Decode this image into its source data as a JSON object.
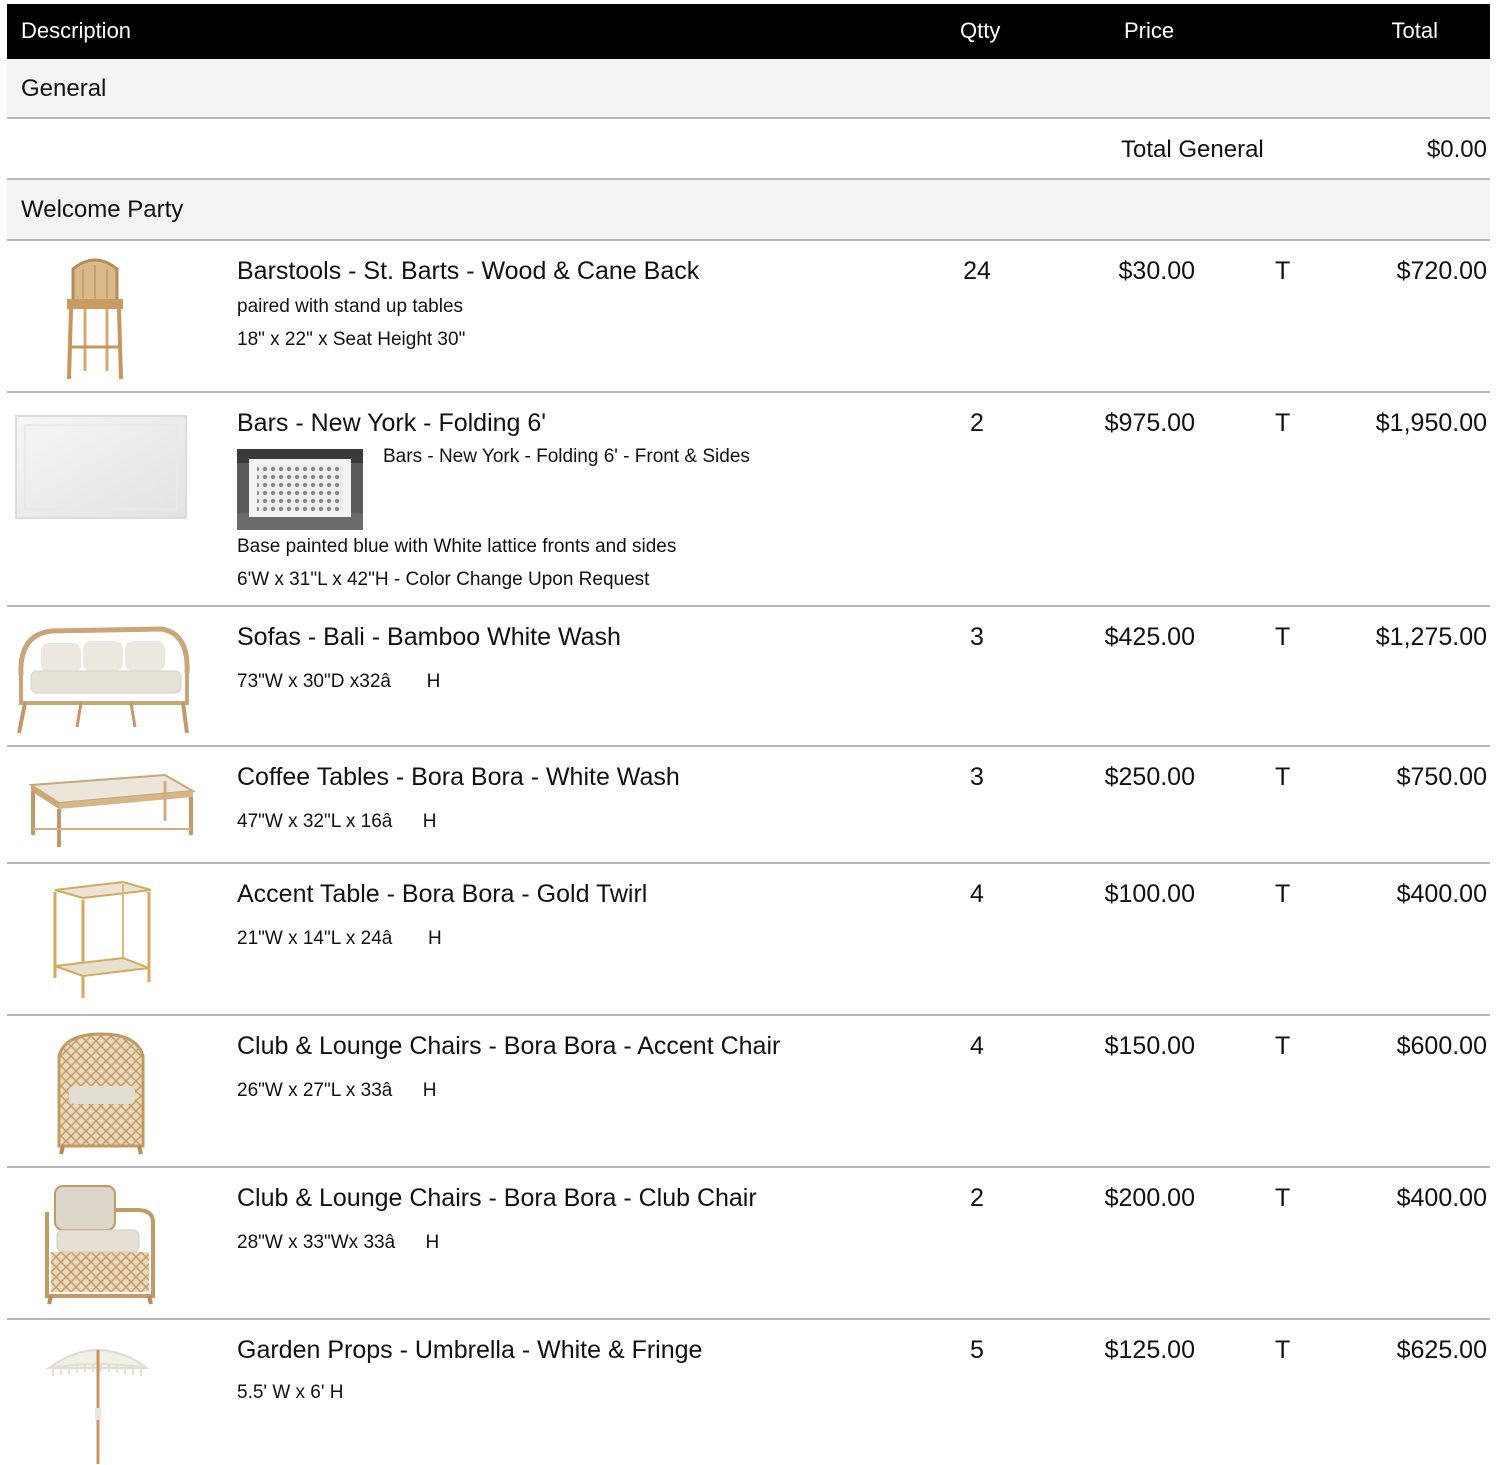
{
  "table": {
    "columns": {
      "description": "Description",
      "qty": "Qtty",
      "price": "Price",
      "total": "Total"
    }
  },
  "sections": [
    {
      "title": "General",
      "subtotal_label": "Total General",
      "subtotal_value": "$0.00"
    },
    {
      "title": "Welcome Party"
    }
  ],
  "items": [
    {
      "name": "Barstools - St. Barts - Wood & Cane Back",
      "notes": [
        "paired with stand up tables",
        "18\" x 22\" x Seat Height 30\""
      ],
      "qty": "24",
      "price": "$30.00",
      "tax": "T",
      "total": "$720.00",
      "icon": "barstool-image"
    },
    {
      "name": "Bars - New York - Folding 6'",
      "inset_caption": "Bars - New York - Folding 6' - Front & Sides",
      "notes": [
        "Base painted blue with White lattice fronts and sides",
        "6'W x 31\"L x  42\"H - Color Change Upon Request"
      ],
      "qty": "2",
      "price": "$975.00",
      "tax": "T",
      "total": "$1,950.00",
      "icon": "bar-image"
    },
    {
      "name": "Sofas - Bali - Bamboo White Wash",
      "notes": [
        "73\"W x 30\"D x32â H"
      ],
      "qty": "3",
      "price": "$425.00",
      "tax": "T",
      "total": "$1,275.00",
      "icon": "sofa-image"
    },
    {
      "name": "Coffee Tables - Bora Bora - White Wash",
      "notes": [
        "47\"W x 32\"L x 16âH"
      ],
      "qty": "3",
      "price": "$250.00",
      "tax": "T",
      "total": "$750.00",
      "icon": "coffee-table-image"
    },
    {
      "name": "Accent Table - Bora Bora - Gold Twirl",
      "notes": [
        "21\"W x 14\"L x 24â H"
      ],
      "qty": "4",
      "price": "$100.00",
      "tax": "T",
      "total": "$400.00",
      "icon": "accent-table-image"
    },
    {
      "name": "Club & Lounge Chairs - Bora Bora - Accent Chair",
      "notes": [
        "26\"W x 27\"L x 33âH"
      ],
      "qty": "4",
      "price": "$150.00",
      "tax": "T",
      "total": "$600.00",
      "icon": "accent-chair-image"
    },
    {
      "name": "Club & Lounge Chairs - Bora Bora - Club Chair",
      "notes": [
        "28\"W x 33\"Wx 33âH"
      ],
      "qty": "2",
      "price": "$200.00",
      "tax": "T",
      "total": "$400.00",
      "icon": "club-chair-image"
    },
    {
      "name": "Garden Props - Umbrella - White & Fringe",
      "notes": [
        "5.5' W x 6' H"
      ],
      "qty": "5",
      "price": "$125.00",
      "tax": "T",
      "total": "$625.00",
      "icon": "umbrella-image"
    }
  ]
}
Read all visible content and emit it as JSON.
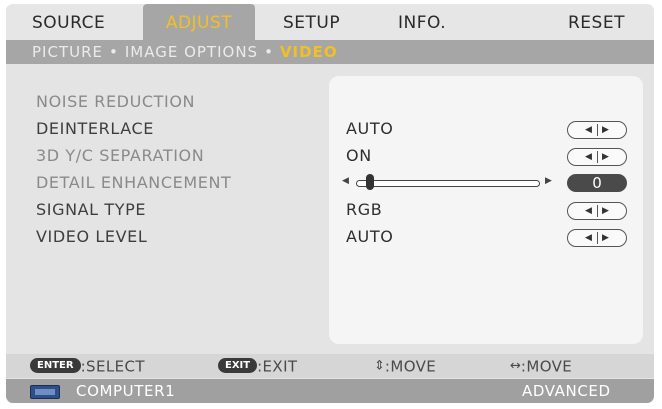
{
  "tabs": [
    {
      "label": "SOURCE",
      "active": false
    },
    {
      "label": "ADJUST",
      "active": true
    },
    {
      "label": "SETUP",
      "active": false
    },
    {
      "label": "INFO.",
      "active": false
    },
    {
      "label": "RESET",
      "active": false
    }
  ],
  "breadcrumb": {
    "items": [
      "PICTURE",
      "IMAGE OPTIONS",
      "VIDEO"
    ],
    "separator": "•"
  },
  "settings": [
    {
      "label": "NOISE REDUCTION",
      "value": "",
      "enabled": false,
      "control": "none"
    },
    {
      "label": "DEINTERLACE",
      "value": "AUTO",
      "enabled": true,
      "control": "arrows"
    },
    {
      "label": "3D Y/C SEPARATION",
      "value": "ON",
      "enabled": false,
      "control": "arrows"
    },
    {
      "label": "DETAIL ENHANCEMENT",
      "value": "0",
      "enabled": false,
      "control": "slider",
      "slider_level": 0.05
    },
    {
      "label": "SIGNAL TYPE",
      "value": "RGB",
      "enabled": true,
      "control": "arrows"
    },
    {
      "label": "VIDEO LEVEL",
      "value": "AUTO",
      "enabled": true,
      "control": "arrows"
    }
  ],
  "help": {
    "enter_key": "ENTER",
    "enter_text": ":SELECT",
    "exit_key": "EXIT",
    "exit_text": ":EXIT",
    "updown_icon": "⇕",
    "updown_text": ":MOVE",
    "leftright_icon": "↔",
    "leftright_text": ":MOVE"
  },
  "status": {
    "source": "COMPUTER1",
    "mode": "ADVANCED"
  },
  "colors": {
    "accent": "#f2c022",
    "tab_active_bg": "#a6a6a6",
    "status_bg": "#a0a0a0"
  }
}
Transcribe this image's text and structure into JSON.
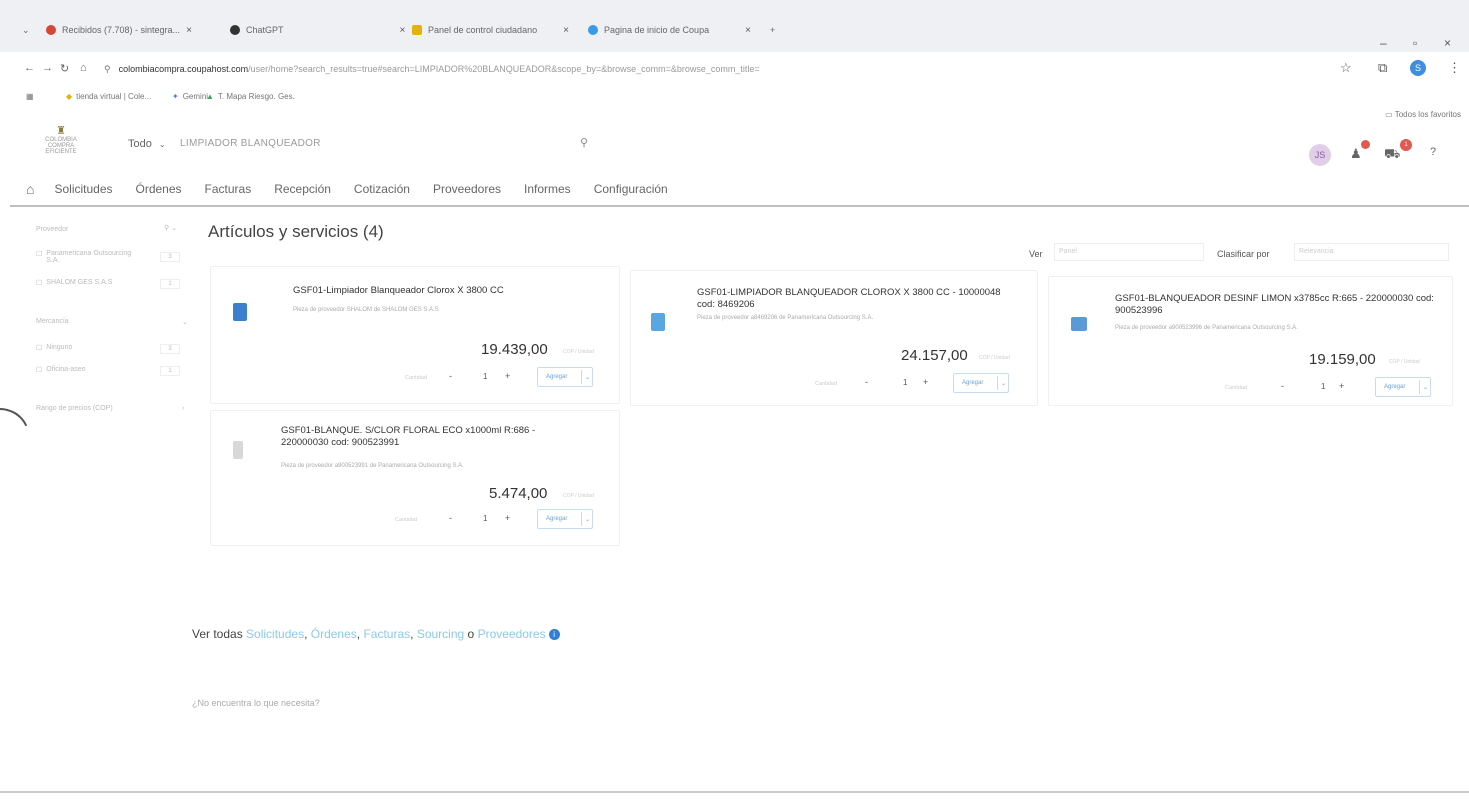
{
  "browser": {
    "tabs": [
      {
        "title": "Recibidos (7.708) - sintegra...",
        "color": "#d44638"
      },
      {
        "title": "ChatGPT",
        "color": "#333333"
      },
      {
        "title": "Panel de control ciudadano",
        "color": "#e3b30a"
      },
      {
        "title": "Pagina de inicio de Coupa",
        "color": "#3a9ae8"
      }
    ],
    "new_tab": "+",
    "url_host": "colombiacompra.coupahost.com",
    "url_path": "/user/home?search_results=true#search=LIMPIADOR%20BLANQUEADOR&scope_by=&browse_comm=&browse_comm_title=",
    "profile_initial": "S",
    "bookmarks": [
      "tienda virtual | Cole...",
      "Gemini",
      "T. Mapa Riesgo. Ges."
    ],
    "other_favorites": "Todos los favoritos"
  },
  "header": {
    "logo_text": "COLOMBIA COMPRA EFICIENTE",
    "search_scope": "Todo",
    "search_value": "LIMPIADOR BLANQUEADOR",
    "avatar_initials": "JS",
    "cart_badge": "1",
    "help": "?"
  },
  "nav": [
    "Solicitudes",
    "Órdenes",
    "Facturas",
    "Recepción",
    "Cotización",
    "Proveedores",
    "Informes",
    "Configuración"
  ],
  "sidebar": {
    "proveedor_label": "Proveedor",
    "proveedores": [
      {
        "name": "Panamericana Outsourcing S.A.",
        "count": "3"
      },
      {
        "name": "SHALOM GES S.A.S",
        "count": "1"
      }
    ],
    "mercancia_label": "Mercancía",
    "mercancia": [
      {
        "name": "Ninguno",
        "count": "3"
      },
      {
        "name": "Oficina-aseo",
        "count": "1"
      }
    ],
    "rango_label": "Rango de precios (COP)"
  },
  "content": {
    "title": "Artículos y servicios (4)",
    "view_label": "Ver",
    "view_value": "Panel",
    "sort_label": "Clasificar por",
    "sort_value": "Relevancia",
    "qty_label": "Cantidad",
    "add_label": "Agregar",
    "items": [
      {
        "title": "GSF01-Limpiador Blanqueador Clorox X 3800 CC",
        "supplier": "Pieza de proveedor SHALOM de SHALOM GES S.A.S",
        "price": "19.439,00",
        "unit": "COP / Unidad",
        "qty": "1",
        "color": "#3d7fcf"
      },
      {
        "title": "GSF01-LIMPIADOR BLANQUEADOR CLOROX X 3800 CC - 10000048 cod: 8469206",
        "supplier": "Pieza de proveedor a8469206 de Panamericana Outsourcing S.A.",
        "price": "24.157,00",
        "unit": "COP / Unidad",
        "qty": "1",
        "color": "#5aa6e0"
      },
      {
        "title": "GSF01-BLANQUEADOR DESINF LIMON x3785cc R:665 - 220000030 cod: 900523996",
        "supplier": "Pieza de proveedor a900523996 de Panamericana Outsourcing S.A.",
        "price": "19.159,00",
        "unit": "COP / Unidad",
        "qty": "1",
        "color": "#5a9ad6"
      },
      {
        "title": "GSF01-BLANQUE. S/CLOR FLORAL ECO x1000ml R:686 - 220000030 cod: 900523991",
        "supplier": "Pieza de proveedor a900523991 de Panamericana Outsourcing S.A.",
        "price": "5.474,00",
        "unit": "COP / Unidad",
        "qty": "1",
        "color": "#c9c9c9"
      }
    ]
  },
  "footer": {
    "see_all_prefix": "Ver todas",
    "links": [
      "Solicitudes",
      "Órdenes",
      "Facturas",
      "Sourcing",
      "Proveedores"
    ],
    "or_word": "o",
    "not_found": "¿No encuentra lo que necesita?"
  }
}
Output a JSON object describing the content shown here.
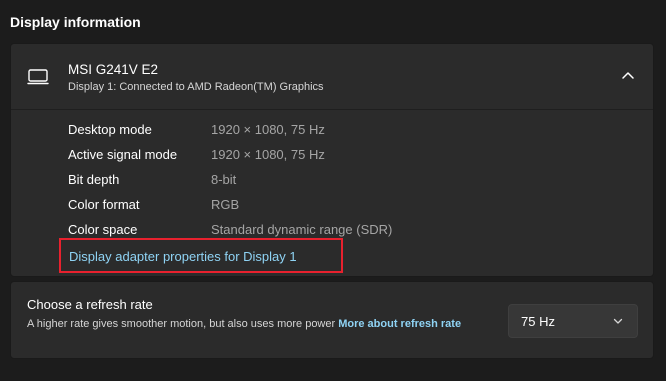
{
  "section": {
    "title": "Display information"
  },
  "display": {
    "name": "MSI G241V E2",
    "subtitle": "Display 1: Connected to AMD Radeon(TM) Graphics",
    "icon": "monitor-icon",
    "expand_icon": "chevron-up-icon",
    "info": [
      {
        "label": "Desktop mode",
        "value": "1920 × 1080, 75 Hz"
      },
      {
        "label": "Active signal mode",
        "value": "1920 × 1080, 75 Hz"
      },
      {
        "label": "Bit depth",
        "value": "8-bit"
      },
      {
        "label": "Color format",
        "value": "RGB"
      },
      {
        "label": "Color space",
        "value": "Standard dynamic range (SDR)"
      }
    ],
    "adapter_link": "Display adapter properties for Display 1"
  },
  "refresh": {
    "title": "Choose a refresh rate",
    "description": "A higher rate gives smoother motion, but also uses more power",
    "more_link": "More about refresh rate",
    "selected_rate": "75 Hz",
    "dropdown_icon": "chevron-down-icon"
  },
  "colors": {
    "background": "#1c1c1c",
    "card": "#2b2b2b",
    "link": "#8fd3f4",
    "muted_text": "#a5a5a5",
    "highlight": "#e8212e"
  }
}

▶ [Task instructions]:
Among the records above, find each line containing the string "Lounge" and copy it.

▶ [Result]:
      "name": "Club & Lounge Chairs - Bora Bora - Accent Chair",
      "name": "Club & Lounge Chairs - Bora Bora - Club Chair",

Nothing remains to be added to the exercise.